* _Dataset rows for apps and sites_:
^^^^

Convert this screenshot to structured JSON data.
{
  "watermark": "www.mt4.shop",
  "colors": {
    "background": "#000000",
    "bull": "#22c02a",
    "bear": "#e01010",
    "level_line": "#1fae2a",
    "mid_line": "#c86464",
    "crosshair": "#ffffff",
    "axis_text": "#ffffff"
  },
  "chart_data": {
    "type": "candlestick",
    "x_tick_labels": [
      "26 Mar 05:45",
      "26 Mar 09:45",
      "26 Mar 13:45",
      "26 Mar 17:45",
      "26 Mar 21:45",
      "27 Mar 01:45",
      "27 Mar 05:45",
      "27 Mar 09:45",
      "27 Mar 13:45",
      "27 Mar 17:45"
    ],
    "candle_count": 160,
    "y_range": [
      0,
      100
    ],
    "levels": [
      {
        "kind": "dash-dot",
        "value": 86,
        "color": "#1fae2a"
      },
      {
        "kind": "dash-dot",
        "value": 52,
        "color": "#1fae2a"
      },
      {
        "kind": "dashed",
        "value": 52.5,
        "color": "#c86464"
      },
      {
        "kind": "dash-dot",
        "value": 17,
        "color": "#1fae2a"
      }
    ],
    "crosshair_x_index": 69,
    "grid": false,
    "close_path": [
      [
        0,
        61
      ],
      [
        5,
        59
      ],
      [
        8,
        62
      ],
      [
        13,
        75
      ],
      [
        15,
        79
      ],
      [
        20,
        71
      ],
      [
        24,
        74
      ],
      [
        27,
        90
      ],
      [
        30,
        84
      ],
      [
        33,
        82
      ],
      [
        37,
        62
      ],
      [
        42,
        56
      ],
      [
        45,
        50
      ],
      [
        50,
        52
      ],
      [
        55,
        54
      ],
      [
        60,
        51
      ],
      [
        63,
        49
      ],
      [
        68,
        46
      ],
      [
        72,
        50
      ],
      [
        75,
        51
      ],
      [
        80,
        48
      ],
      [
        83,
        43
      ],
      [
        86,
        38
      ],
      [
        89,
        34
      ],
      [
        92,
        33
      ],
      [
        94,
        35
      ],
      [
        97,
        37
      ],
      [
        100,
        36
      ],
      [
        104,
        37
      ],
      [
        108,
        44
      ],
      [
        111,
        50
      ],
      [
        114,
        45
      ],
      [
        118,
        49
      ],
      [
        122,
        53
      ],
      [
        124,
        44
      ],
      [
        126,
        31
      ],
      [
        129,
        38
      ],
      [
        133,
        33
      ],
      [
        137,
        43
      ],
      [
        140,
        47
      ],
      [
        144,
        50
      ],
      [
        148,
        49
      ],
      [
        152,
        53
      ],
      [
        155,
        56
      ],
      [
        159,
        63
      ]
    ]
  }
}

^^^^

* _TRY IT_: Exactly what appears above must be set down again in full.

* _EXERCISE RESPONSE_:
Convert this screenshot to structured JSON data.
{
  "watermark": "www.mt4.shop",
  "colors": {
    "background": "#000000",
    "bull": "#22c02a",
    "bear": "#e01010",
    "level_line": "#1fae2a",
    "mid_line": "#c86464",
    "crosshair": "#ffffff",
    "axis_text": "#ffffff"
  },
  "chart_data": {
    "type": "candlestick",
    "x_tick_labels": [
      "26 Mar 05:45",
      "26 Mar 09:45",
      "26 Mar 13:45",
      "26 Mar 17:45",
      "26 Mar 21:45",
      "27 Mar 01:45",
      "27 Mar 05:45",
      "27 Mar 09:45",
      "27 Mar 13:45",
      "27 Mar 17:45"
    ],
    "candle_count": 160,
    "y_range": [
      0,
      100
    ],
    "levels": [
      {
        "kind": "dash-dot",
        "value": 86,
        "color": "#1fae2a"
      },
      {
        "kind": "dash-dot",
        "value": 52,
        "color": "#1fae2a"
      },
      {
        "kind": "dashed",
        "value": 52.5,
        "color": "#c86464"
      },
      {
        "kind": "dash-dot",
        "value": 17,
        "color": "#1fae2a"
      }
    ],
    "crosshair_x_index": 69,
    "grid": false,
    "close_path": [
      [
        0,
        61
      ],
      [
        5,
        59
      ],
      [
        8,
        62
      ],
      [
        13,
        75
      ],
      [
        15,
        79
      ],
      [
        20,
        71
      ],
      [
        24,
        74
      ],
      [
        27,
        90
      ],
      [
        30,
        84
      ],
      [
        33,
        82
      ],
      [
        37,
        62
      ],
      [
        42,
        56
      ],
      [
        45,
        50
      ],
      [
        50,
        52
      ],
      [
        55,
        54
      ],
      [
        60,
        51
      ],
      [
        63,
        49
      ],
      [
        68,
        46
      ],
      [
        72,
        50
      ],
      [
        75,
        51
      ],
      [
        80,
        48
      ],
      [
        83,
        43
      ],
      [
        86,
        38
      ],
      [
        89,
        34
      ],
      [
        92,
        33
      ],
      [
        94,
        35
      ],
      [
        97,
        37
      ],
      [
        100,
        36
      ],
      [
        104,
        37
      ],
      [
        108,
        44
      ],
      [
        111,
        50
      ],
      [
        114,
        45
      ],
      [
        118,
        49
      ],
      [
        122,
        53
      ],
      [
        124,
        44
      ],
      [
        126,
        31
      ],
      [
        129,
        38
      ],
      [
        133,
        33
      ],
      [
        137,
        43
      ],
      [
        140,
        47
      ],
      [
        144,
        50
      ],
      [
        148,
        49
      ],
      [
        152,
        53
      ],
      [
        155,
        56
      ],
      [
        159,
        63
      ]
    ]
  }
}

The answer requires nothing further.